Part of the background is the sheer size of the prison population in the US The statistics are well known. With 5% of the world’s population, the US has 25% of the world’s prisoners. This is the result of a deliberate policy of the ruling capitalist class, carried out by both parties of big business. From 1970 to 2005, the prison population rose 700%, and remains high today.

‘War on Drugs’

A major tool used is the phony “War on Drugs”. Begun by Republican, with the Nixon administration seeking to target Black communities to undermine the Black Power movement, it was sharply intensified under the Democratic administration of Bill Clinton in the 1990s.

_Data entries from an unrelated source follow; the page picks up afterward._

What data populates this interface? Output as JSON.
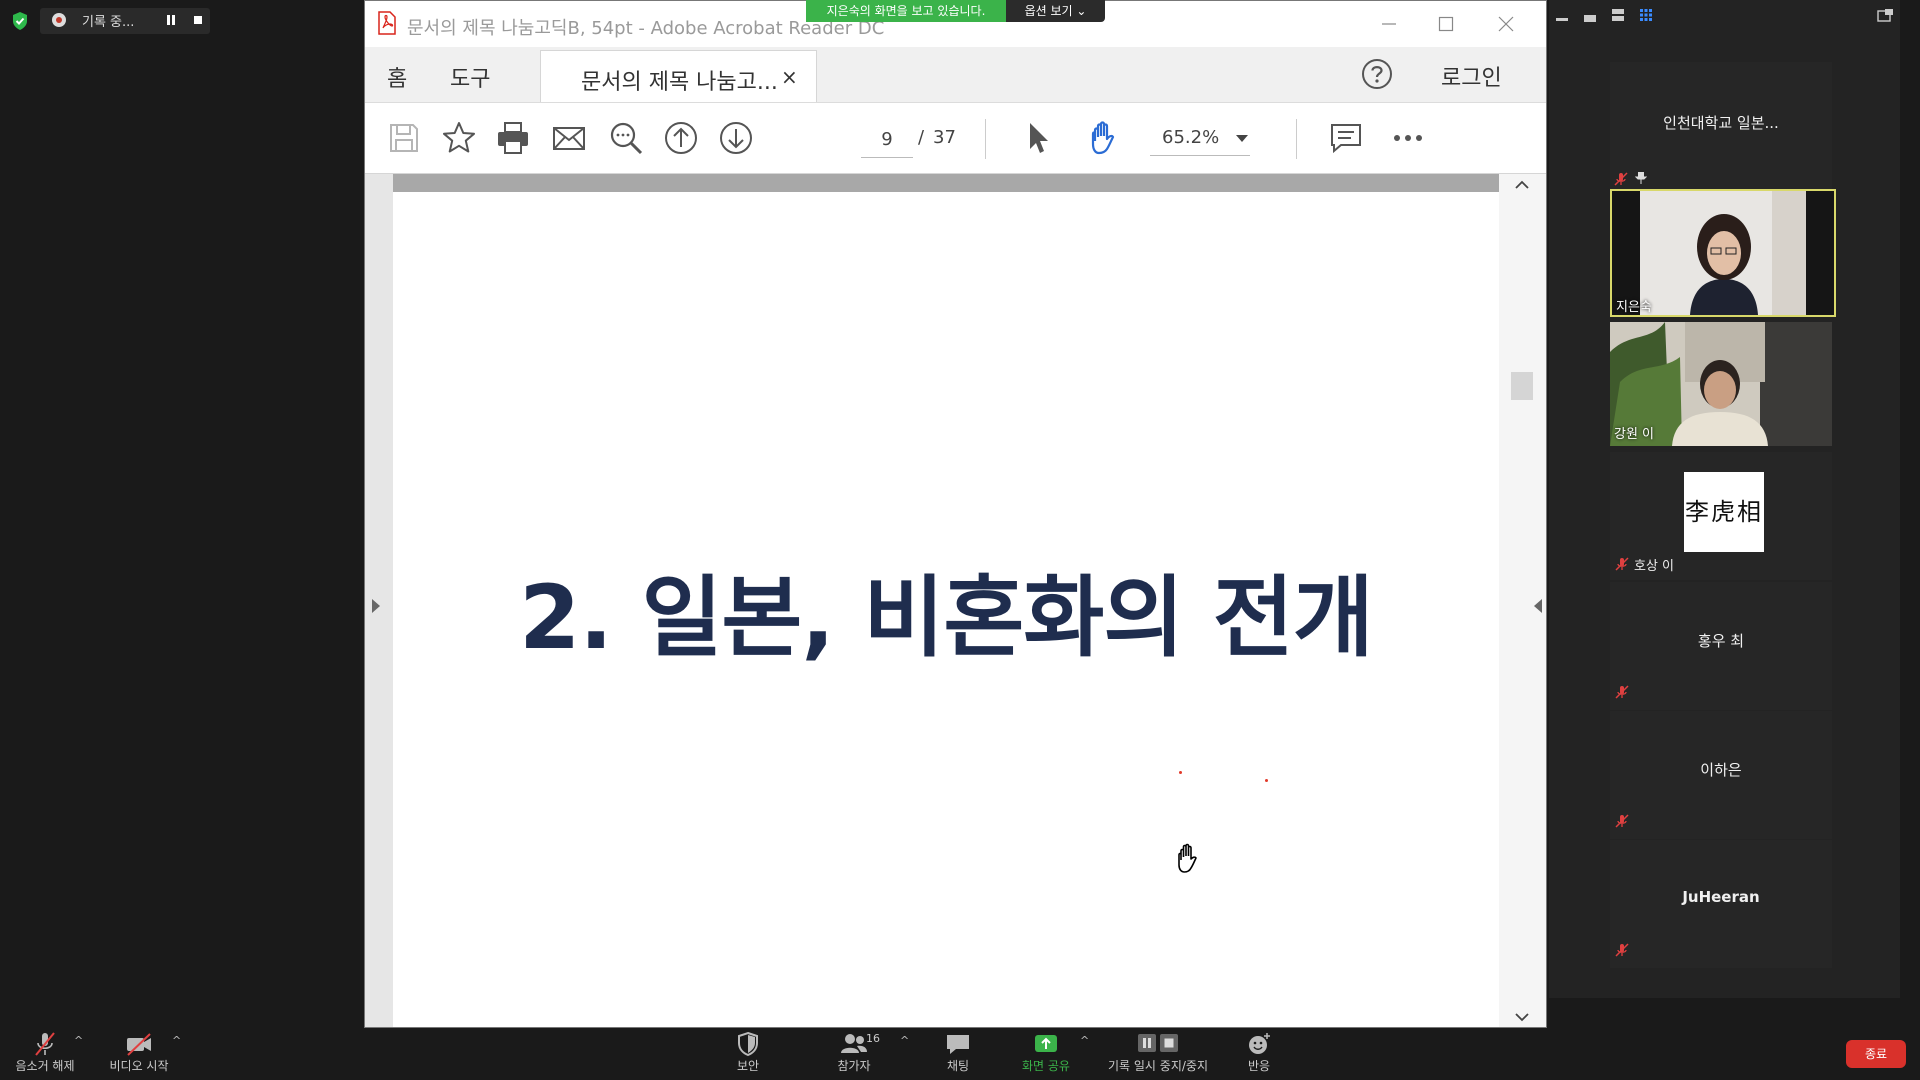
{
  "recording": {
    "label": "기록 중..."
  },
  "share_banner": {
    "text": "지은숙의 화면을 보고 있습니다.",
    "options_label": "옵션 보기 ⌄"
  },
  "acrobat": {
    "title": "문서의 제목 나눔고딕B, 54pt - Adobe Acrobat Reader DC",
    "menu": {
      "home": "홈",
      "tools": "도구",
      "tab_label": "문서의 제목 나눔고...",
      "tab_close": "×",
      "login": "로그인"
    },
    "page": {
      "current": "9",
      "separator": "/",
      "total": "37"
    },
    "zoom": "65.2%"
  },
  "slide": {
    "title": "2. 일본, 비혼화의 전개"
  },
  "participants": {
    "org_tile": "인천대학교 일본...",
    "tiles": [
      {
        "name": "지은숙"
      },
      {
        "name": "강원 이"
      },
      {
        "name": "호상 이",
        "image_text": "李虎相"
      },
      {
        "name": "홍우 최"
      },
      {
        "name": "이하은"
      },
      {
        "name": "JuHeeran"
      }
    ]
  },
  "bottom_bar": {
    "unmute": "음소거 해제",
    "start_video": "비디오 시작",
    "security": "보안",
    "participants": "참가자",
    "participants_count": "16",
    "chat": "채팅",
    "share_screen": "화면 공유",
    "pause_stop_recording": "기록 일시 중지/중지",
    "reactions": "반응",
    "end": "종료"
  },
  "colors": {
    "share_green": "#3bb34a",
    "active_border": "#d8d86a",
    "end_red": "#d9312b",
    "slide_title": "#1f2d4e",
    "hand_blue": "#2b6cd4"
  }
}
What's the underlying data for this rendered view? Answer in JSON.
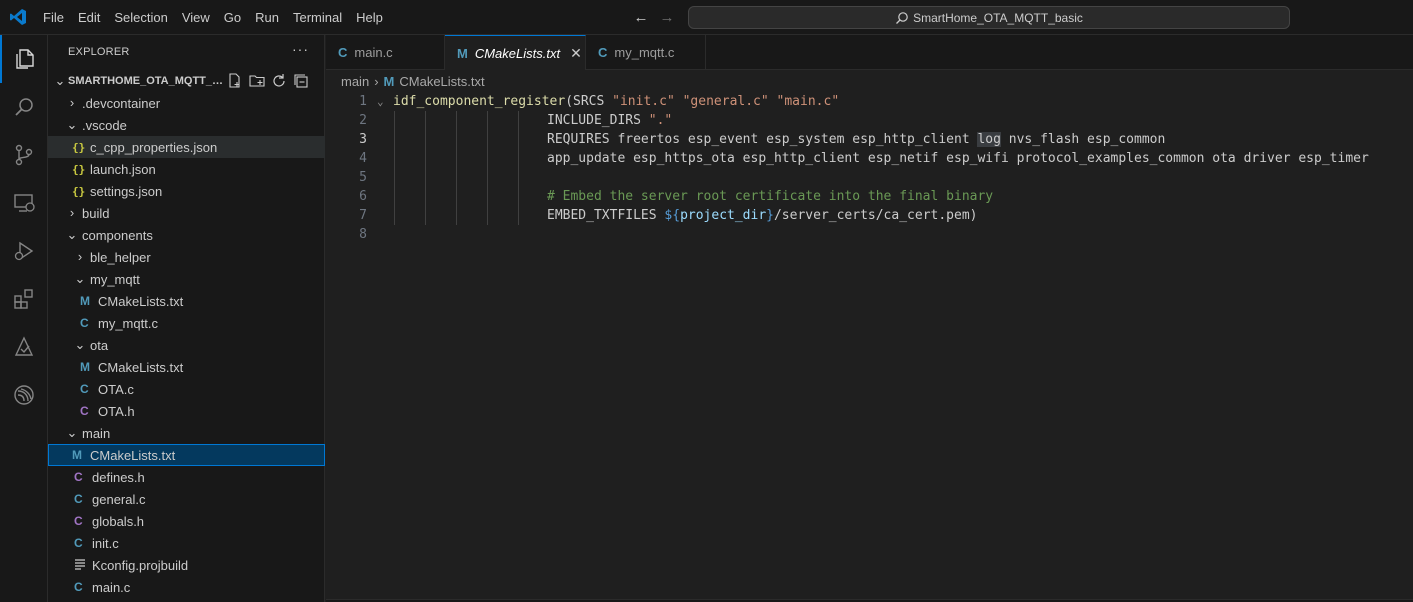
{
  "titlebar": {
    "menu": [
      "File",
      "Edit",
      "Selection",
      "View",
      "Go",
      "Run",
      "Terminal",
      "Help"
    ],
    "search_text": "SmartHome_OTA_MQTT_basic"
  },
  "activitybar": {
    "items": [
      "explorer-icon",
      "search-icon",
      "source-control-icon",
      "remote-explorer-icon",
      "run-debug-icon",
      "extensions-icon",
      "idf-icon",
      "espressif-icon"
    ]
  },
  "sidebar": {
    "title": "EXPLORER",
    "more": "···",
    "root": "SMARTHOME_OTA_MQTT_BASIC",
    "tree": [
      {
        "label": ".devcontainer",
        "type": "folder",
        "expanded": false,
        "depth": 1
      },
      {
        "label": ".vscode",
        "type": "folder",
        "expanded": true,
        "depth": 1
      },
      {
        "label": "c_cpp_properties.json",
        "type": "json",
        "depth": 2
      },
      {
        "label": "launch.json",
        "type": "json",
        "depth": 2
      },
      {
        "label": "settings.json",
        "type": "json",
        "depth": 2
      },
      {
        "label": "build",
        "type": "folder",
        "expanded": false,
        "depth": 1
      },
      {
        "label": "components",
        "type": "folder",
        "expanded": true,
        "depth": 1
      },
      {
        "label": "ble_helper",
        "type": "folder",
        "expanded": false,
        "depth": 2
      },
      {
        "label": "my_mqtt",
        "type": "folder",
        "expanded": true,
        "depth": 2
      },
      {
        "label": "CMakeLists.txt",
        "type": "cmake",
        "depth": 3
      },
      {
        "label": "my_mqtt.c",
        "type": "c",
        "depth": 3
      },
      {
        "label": "ota",
        "type": "folder",
        "expanded": true,
        "depth": 2
      },
      {
        "label": "CMakeLists.txt",
        "type": "cmake",
        "depth": 3
      },
      {
        "label": "OTA.c",
        "type": "c",
        "depth": 3
      },
      {
        "label": "OTA.h",
        "type": "h",
        "depth": 3
      },
      {
        "label": "main",
        "type": "folder",
        "expanded": true,
        "depth": 1
      },
      {
        "label": "CMakeLists.txt",
        "type": "cmake",
        "depth": 2
      },
      {
        "label": "defines.h",
        "type": "h",
        "depth": 2
      },
      {
        "label": "general.c",
        "type": "c",
        "depth": 2
      },
      {
        "label": "globals.h",
        "type": "h",
        "depth": 2
      },
      {
        "label": "init.c",
        "type": "c",
        "depth": 2
      },
      {
        "label": "Kconfig.projbuild",
        "type": "text",
        "depth": 2
      },
      {
        "label": "main.c",
        "type": "c",
        "depth": 2
      }
    ]
  },
  "tabs": [
    {
      "label": "main.c",
      "icon": "C",
      "active": false
    },
    {
      "label": "CMakeLists.txt",
      "icon": "M",
      "active": true
    },
    {
      "label": "my_mqtt.c",
      "icon": "C",
      "active": false
    }
  ],
  "breadcrumb": {
    "folder": "main",
    "file": "CMakeLists.txt"
  },
  "editor": {
    "line_numbers": [
      "1",
      "2",
      "3",
      "4",
      "5",
      "6",
      "7",
      "8"
    ],
    "current_line": 3,
    "code": {
      "l1_fn": "idf_component_register",
      "l1_a": "(SRCS ",
      "l1_s1": "\"init.c\"",
      "l1_s2": "\"general.c\"",
      "l1_s3": "\"main.c\"",
      "l2_kw": "INCLUDE_DIRS ",
      "l2_s": "\".\"",
      "l3_a": "REQUIRES freertos esp_event esp_system esp_http_client ",
      "l3_hl": "log",
      "l3_b": " nvs_flash esp_common",
      "l4": "app_update esp_https_ota esp_http_client esp_netif esp_wifi protocol_examples_common ota driver esp_timer",
      "l6": "# Embed the server root certificate into the final binary",
      "l7_a": "EMBED_TXTFILES ",
      "l7_var_open": "${",
      "l7_var": "project_dir",
      "l7_var_close": "}",
      "l7_b": "/server_certs/ca_cert.pem)"
    }
  },
  "colors": {
    "accent": "#0078d4",
    "string": "#ce9178",
    "function": "#dcdcaa",
    "comment": "#6a9955"
  }
}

Under Clinton, there was an acceleration of the rate of arrests and convictions for drug offenses. This included for simple possession and other non-violent “crimes”. During his administration, a law was passed restricting the rights of prisoners to seek relief from their mistreatment through the courts. One of the demands in the current strike is to repeal that law.

In 1996, Hillary Clinton coined the phrase “super-predators”, which targeted young Black men who were allegedly preying on white people. In the 2016 election campaign, she defended the phrase when targeted by vocal Black Lives Matter protesters.

The Bill Clinton administration’s “law and order” campaign involved targeting a highly disproportionate number of Blacks. It was the “New Jim Crow”, a new form of the national oppression of African Americans, a new caste system, explained by Michelle Alexander in her 2010 book of that title.

Once released, the onus of being an ex-felon coupled with institutionalised racism means that it is difficult for Black ex-prisoners to find meaningful employment. This often leads to their being re-imprisoned, permanently caught up in the system.


It is difficult to obtain the full information about the strike. Prison authorities deny that anything is happening in their prisons, or punish leaders in ways that make it hard to communicate with the outside.

Amani Sawari is a spokesperson for Jailhouse Lawyers Speak, a network of prisoners who studied the law while inside and are helping to organise the strike. She is now out of jail and reports on the retaliation against the strikers.

She has raised the example of two strike leaders who have been placed in solitary confinement, Jason Walker and Keith “Malik” Washington.

“Comrade Malik hasn’t been allowed to take showers,” Sawari said. “They are hunger-striking. Jason Walker hasn’t been allowed to have toilet paper, towels or have access to taking a shower or having clean clothes, in retaliation to his organising of the strike in Texas.”

She says Malik was sent into solitary confinement — an internationally recognised form of torture — in a preemptive move on August 15. “He’s in a concrete cell that’s over 100 degrees Fahrenheit in Texas … He’s only escorted out in handcuffs. He’s not allowed to have easy communications with the outside.”

Walker wrote an article about the conditions in Texas prisons. Sawari said: “After that article was written, he was moved to solitary confinement. But even in groups, like in South Carolina, prisoners in McCormick [prison] have been having daily strip searches done on them since August 20, the day before the the strike began.

“Also, David Easley and James Ward, they are in Ohio [state prison], Toledo’s correctional facility, are not allowed to have contact with the outside. They’re also in solitary confinement.

“So we can see that retaliation is happening against individual organisers in the beginning. And now we’re seeing when inmates are standing up and choosing to strike, they are moved to solitary to try to keep prisoners from joining.

“But this is spreading the fire. Prisoners know that this is a climate where they can actually stand up and feel supported. There have been solidarity marches and rallies in at least 21 cities across the country.”

These brave men and women taking action in the face of retaliation deserve our support. We must begin to educate the labour movement that prisoners are part of the working class — and it is in the interests of all workers to come to their defence.